_Directions_:
Could you count the lines in the data that contain "Modify"? Reply with the number only.

Dataset excerpts
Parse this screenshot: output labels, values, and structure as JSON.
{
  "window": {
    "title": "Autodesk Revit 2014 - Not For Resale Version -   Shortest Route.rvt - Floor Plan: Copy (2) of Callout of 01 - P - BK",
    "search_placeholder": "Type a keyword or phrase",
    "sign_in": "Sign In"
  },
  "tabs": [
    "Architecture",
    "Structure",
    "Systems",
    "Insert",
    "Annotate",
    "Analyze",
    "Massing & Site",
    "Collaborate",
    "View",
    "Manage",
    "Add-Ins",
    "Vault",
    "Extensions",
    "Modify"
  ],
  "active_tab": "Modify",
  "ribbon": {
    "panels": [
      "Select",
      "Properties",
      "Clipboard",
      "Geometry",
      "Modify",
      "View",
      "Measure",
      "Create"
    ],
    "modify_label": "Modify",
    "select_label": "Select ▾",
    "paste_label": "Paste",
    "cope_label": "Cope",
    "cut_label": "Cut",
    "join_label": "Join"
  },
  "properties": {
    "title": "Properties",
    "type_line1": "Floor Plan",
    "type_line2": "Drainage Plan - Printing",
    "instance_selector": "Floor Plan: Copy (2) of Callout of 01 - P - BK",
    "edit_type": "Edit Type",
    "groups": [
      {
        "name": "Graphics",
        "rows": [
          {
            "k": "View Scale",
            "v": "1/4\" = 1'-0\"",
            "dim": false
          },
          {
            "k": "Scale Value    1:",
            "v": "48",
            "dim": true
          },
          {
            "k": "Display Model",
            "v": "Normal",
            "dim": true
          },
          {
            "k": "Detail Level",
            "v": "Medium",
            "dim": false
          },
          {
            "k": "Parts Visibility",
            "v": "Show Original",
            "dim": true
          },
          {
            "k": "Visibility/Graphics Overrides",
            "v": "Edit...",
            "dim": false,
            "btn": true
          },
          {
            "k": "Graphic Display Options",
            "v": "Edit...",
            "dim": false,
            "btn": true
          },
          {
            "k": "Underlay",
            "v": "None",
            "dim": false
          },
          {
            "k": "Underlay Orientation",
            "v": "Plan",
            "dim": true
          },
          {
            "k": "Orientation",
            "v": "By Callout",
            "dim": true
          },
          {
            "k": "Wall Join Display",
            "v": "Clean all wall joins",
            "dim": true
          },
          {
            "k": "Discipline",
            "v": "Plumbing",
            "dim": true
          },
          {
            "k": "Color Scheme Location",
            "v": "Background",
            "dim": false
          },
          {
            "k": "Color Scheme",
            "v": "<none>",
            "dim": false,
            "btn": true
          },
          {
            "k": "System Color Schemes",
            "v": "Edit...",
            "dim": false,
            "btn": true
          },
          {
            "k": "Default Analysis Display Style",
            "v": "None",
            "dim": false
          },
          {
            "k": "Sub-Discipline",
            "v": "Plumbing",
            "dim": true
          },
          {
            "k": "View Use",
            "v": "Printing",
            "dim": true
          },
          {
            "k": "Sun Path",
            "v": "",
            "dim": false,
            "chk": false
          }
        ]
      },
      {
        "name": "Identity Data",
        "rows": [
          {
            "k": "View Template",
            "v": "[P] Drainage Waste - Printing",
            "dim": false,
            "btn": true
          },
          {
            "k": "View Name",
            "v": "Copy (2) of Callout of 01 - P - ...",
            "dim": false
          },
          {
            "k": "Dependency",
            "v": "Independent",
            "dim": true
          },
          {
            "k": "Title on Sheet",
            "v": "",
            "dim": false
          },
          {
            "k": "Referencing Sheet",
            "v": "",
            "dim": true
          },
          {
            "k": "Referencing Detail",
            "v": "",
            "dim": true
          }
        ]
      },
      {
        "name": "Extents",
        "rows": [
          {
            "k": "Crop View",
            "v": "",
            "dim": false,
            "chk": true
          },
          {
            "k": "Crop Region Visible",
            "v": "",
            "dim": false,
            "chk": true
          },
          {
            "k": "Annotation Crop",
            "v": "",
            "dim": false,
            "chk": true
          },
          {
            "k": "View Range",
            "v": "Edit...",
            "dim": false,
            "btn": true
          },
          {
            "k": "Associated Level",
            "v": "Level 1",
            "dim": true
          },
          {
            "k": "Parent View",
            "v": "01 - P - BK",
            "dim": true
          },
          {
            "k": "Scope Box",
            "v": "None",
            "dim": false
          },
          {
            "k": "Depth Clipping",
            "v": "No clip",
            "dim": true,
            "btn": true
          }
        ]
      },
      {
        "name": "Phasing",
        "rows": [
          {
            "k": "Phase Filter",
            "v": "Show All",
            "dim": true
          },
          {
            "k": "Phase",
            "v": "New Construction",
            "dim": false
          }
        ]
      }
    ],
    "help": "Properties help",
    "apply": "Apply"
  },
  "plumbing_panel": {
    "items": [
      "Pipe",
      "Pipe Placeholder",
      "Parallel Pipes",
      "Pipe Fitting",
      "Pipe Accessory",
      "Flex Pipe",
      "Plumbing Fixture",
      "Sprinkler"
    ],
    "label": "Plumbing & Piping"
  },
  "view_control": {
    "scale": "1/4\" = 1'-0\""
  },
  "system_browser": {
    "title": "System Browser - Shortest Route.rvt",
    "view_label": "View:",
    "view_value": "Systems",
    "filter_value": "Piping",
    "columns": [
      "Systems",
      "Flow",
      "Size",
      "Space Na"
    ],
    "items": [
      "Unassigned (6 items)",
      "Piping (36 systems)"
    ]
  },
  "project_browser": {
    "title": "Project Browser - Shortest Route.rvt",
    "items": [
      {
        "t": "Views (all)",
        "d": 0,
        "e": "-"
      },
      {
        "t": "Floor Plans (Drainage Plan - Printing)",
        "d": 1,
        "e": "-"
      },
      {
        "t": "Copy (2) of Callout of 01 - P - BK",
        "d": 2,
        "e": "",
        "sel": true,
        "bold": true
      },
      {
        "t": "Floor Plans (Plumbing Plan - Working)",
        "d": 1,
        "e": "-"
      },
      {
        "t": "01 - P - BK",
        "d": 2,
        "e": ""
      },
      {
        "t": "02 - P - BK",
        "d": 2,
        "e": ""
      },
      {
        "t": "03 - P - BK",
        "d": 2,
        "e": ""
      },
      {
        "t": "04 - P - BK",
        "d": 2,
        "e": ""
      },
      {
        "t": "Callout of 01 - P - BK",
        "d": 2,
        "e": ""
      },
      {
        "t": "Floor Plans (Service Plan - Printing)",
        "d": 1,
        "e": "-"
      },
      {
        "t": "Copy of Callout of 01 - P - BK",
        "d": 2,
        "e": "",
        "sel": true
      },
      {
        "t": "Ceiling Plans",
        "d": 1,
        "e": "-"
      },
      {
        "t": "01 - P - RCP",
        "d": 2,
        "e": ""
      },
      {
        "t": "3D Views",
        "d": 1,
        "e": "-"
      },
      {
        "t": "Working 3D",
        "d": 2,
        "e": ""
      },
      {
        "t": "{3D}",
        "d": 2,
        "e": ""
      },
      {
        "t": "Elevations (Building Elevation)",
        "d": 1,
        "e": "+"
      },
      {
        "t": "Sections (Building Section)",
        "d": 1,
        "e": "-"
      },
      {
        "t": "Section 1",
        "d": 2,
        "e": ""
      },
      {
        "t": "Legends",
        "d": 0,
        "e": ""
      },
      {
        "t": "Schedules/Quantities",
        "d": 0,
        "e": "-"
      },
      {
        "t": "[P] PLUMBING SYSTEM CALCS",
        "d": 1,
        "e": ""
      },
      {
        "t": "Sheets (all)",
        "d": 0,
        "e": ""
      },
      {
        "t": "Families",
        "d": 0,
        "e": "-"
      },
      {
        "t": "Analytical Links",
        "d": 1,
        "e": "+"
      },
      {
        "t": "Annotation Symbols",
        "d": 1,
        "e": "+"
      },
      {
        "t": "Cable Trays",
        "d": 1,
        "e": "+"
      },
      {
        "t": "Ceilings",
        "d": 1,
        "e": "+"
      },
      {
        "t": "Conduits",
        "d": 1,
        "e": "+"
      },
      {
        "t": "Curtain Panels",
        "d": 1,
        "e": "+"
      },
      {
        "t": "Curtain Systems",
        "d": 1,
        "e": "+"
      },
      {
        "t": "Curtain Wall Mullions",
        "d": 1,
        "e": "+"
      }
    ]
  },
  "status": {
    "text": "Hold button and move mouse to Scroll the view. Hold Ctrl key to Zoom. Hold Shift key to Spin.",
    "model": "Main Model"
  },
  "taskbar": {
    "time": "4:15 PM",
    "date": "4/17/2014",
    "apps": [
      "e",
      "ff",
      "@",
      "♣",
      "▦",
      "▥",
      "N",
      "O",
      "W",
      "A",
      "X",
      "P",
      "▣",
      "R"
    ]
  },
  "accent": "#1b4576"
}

_Answer below_:
4